Few bars can boast the same longevity that The Worthen House can. Built in 1834, this establishment is the oldest of its kind in Lowell, and proud of it! It’s pressed tin ceiling, unique artifacts and its legendary history of serving personages like Edgar Allen Poe and Jack Kerouac give this bar an advantage over all the others in town. Come here and try the Raven Potion, a drink celebrating the legend of Poe’s classic: The Raven.
Love him or hate him, Jack Kerouac did in fact contribute a great deal to American literature, despite his popular perception while he lived. Born Jean-Louis Lebris de Kérouac in Lowell in 1922, a member of the prominent French-Canadian population living in the city and working its textile mills, he is buried at Edson Cemetery, along with his wife Stella.

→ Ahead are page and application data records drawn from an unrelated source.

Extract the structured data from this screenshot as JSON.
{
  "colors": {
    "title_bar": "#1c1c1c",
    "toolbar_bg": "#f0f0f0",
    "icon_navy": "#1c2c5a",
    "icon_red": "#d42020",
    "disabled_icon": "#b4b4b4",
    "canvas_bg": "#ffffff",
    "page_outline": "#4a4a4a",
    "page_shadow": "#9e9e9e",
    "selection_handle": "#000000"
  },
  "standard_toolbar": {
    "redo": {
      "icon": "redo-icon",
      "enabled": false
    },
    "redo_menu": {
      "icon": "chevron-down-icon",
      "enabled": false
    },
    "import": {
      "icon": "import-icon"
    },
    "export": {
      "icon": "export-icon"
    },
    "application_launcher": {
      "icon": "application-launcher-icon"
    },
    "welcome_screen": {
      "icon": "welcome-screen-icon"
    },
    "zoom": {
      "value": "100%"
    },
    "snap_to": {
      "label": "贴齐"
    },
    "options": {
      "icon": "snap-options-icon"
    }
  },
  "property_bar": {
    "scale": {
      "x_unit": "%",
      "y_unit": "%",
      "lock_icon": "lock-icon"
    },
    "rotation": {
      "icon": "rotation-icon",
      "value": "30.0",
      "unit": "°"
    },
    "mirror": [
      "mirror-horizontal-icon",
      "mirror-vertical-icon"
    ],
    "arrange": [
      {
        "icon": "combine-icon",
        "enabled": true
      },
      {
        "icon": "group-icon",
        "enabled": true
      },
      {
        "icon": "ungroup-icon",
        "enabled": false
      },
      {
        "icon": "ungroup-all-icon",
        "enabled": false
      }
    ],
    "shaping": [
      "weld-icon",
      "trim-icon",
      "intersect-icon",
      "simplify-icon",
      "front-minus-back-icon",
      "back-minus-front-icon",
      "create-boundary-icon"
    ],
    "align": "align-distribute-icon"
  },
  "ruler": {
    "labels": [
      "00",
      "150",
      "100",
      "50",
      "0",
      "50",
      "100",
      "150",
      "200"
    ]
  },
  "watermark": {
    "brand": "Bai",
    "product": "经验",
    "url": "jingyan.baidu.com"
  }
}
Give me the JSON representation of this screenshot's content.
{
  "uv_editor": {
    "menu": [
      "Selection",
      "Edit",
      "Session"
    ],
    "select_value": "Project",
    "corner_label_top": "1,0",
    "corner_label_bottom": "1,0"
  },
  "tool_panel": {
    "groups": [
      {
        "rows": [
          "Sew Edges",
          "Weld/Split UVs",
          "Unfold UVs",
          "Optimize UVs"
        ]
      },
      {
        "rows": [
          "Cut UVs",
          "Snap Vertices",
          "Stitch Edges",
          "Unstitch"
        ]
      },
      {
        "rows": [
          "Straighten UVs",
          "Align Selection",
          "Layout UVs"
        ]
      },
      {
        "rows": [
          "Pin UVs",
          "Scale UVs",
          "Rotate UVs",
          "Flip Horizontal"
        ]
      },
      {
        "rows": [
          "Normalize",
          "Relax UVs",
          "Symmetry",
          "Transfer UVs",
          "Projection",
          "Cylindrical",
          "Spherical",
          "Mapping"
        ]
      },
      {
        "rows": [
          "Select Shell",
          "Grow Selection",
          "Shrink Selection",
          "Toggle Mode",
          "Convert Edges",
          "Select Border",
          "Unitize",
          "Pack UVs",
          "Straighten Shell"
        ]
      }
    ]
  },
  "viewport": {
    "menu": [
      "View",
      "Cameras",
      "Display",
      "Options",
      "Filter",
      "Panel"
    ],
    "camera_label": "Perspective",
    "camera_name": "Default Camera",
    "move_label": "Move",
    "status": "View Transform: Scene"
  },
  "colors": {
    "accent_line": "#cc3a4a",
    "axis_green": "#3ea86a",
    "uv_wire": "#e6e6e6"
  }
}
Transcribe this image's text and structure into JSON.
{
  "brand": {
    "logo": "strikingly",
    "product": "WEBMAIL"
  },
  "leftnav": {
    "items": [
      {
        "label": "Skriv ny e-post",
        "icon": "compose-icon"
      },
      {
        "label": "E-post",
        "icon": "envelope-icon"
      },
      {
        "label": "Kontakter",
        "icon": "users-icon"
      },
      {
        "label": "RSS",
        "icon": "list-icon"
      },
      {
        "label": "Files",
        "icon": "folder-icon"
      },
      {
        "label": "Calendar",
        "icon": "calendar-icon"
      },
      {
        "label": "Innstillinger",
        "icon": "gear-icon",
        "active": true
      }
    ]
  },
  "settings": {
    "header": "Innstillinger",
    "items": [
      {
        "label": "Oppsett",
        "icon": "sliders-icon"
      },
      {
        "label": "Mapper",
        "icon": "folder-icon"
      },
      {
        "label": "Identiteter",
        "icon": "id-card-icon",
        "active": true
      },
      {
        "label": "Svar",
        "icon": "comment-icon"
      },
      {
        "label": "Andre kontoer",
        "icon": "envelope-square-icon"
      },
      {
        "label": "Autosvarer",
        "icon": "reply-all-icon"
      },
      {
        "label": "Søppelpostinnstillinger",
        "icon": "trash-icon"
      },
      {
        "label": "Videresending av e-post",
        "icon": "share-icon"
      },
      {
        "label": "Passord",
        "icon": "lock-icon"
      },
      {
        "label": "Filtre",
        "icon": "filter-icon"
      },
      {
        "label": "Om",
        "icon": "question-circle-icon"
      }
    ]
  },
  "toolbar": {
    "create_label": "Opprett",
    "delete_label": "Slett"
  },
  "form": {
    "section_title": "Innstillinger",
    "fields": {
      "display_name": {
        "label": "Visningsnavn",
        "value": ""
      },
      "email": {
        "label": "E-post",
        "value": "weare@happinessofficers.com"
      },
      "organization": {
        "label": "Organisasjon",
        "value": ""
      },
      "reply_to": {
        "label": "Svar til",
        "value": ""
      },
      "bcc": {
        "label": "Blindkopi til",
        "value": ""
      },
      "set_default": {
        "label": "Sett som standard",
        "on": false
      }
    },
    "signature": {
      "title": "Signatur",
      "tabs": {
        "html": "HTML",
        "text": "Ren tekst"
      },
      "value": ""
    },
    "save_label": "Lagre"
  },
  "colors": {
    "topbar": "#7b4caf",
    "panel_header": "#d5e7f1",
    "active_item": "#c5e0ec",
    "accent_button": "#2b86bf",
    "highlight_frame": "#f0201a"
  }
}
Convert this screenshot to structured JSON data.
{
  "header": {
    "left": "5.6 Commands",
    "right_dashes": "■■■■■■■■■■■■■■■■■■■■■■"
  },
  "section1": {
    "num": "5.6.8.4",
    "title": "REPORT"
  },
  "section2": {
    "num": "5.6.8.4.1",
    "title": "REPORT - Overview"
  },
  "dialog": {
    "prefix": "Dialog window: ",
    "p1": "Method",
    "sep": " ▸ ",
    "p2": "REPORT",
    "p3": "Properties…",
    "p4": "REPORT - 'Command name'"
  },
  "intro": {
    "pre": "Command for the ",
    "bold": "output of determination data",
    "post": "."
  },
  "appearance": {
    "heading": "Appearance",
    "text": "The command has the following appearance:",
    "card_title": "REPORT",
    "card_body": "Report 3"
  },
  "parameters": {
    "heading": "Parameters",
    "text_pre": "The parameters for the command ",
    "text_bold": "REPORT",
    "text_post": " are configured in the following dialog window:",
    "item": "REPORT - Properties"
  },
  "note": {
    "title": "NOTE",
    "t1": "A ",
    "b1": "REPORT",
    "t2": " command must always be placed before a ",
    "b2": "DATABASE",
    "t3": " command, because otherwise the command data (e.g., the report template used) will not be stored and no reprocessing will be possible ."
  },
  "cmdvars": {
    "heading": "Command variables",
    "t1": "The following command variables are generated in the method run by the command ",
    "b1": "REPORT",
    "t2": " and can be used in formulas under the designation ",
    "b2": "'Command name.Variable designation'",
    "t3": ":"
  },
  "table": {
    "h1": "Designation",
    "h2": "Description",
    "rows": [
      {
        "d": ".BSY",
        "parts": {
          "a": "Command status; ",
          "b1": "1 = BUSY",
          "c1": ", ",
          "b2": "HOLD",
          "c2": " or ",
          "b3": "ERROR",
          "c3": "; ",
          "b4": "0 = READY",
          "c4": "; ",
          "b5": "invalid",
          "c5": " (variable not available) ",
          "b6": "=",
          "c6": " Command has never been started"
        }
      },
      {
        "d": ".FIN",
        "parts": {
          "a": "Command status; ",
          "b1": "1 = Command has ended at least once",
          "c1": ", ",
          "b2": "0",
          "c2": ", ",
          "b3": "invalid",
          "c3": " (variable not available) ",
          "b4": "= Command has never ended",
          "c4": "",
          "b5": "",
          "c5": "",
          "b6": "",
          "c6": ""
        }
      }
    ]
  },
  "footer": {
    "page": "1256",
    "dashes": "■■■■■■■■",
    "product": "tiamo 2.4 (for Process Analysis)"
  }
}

As one of Lowell’s fully operating cotton mills for over a century, it is fitting that this once powerhouse in the textile industry has become a mill museum. There is no better place to see the conditions of a historic cotton mill than the Boott Cotton Mills Museum, which devotes an entire floor to conveying what a fully functioning textile mill used to look like. Another portion of the museum preserves the memory of the Lowell Mill Girls, who shattered stereotypes of women at work in their day.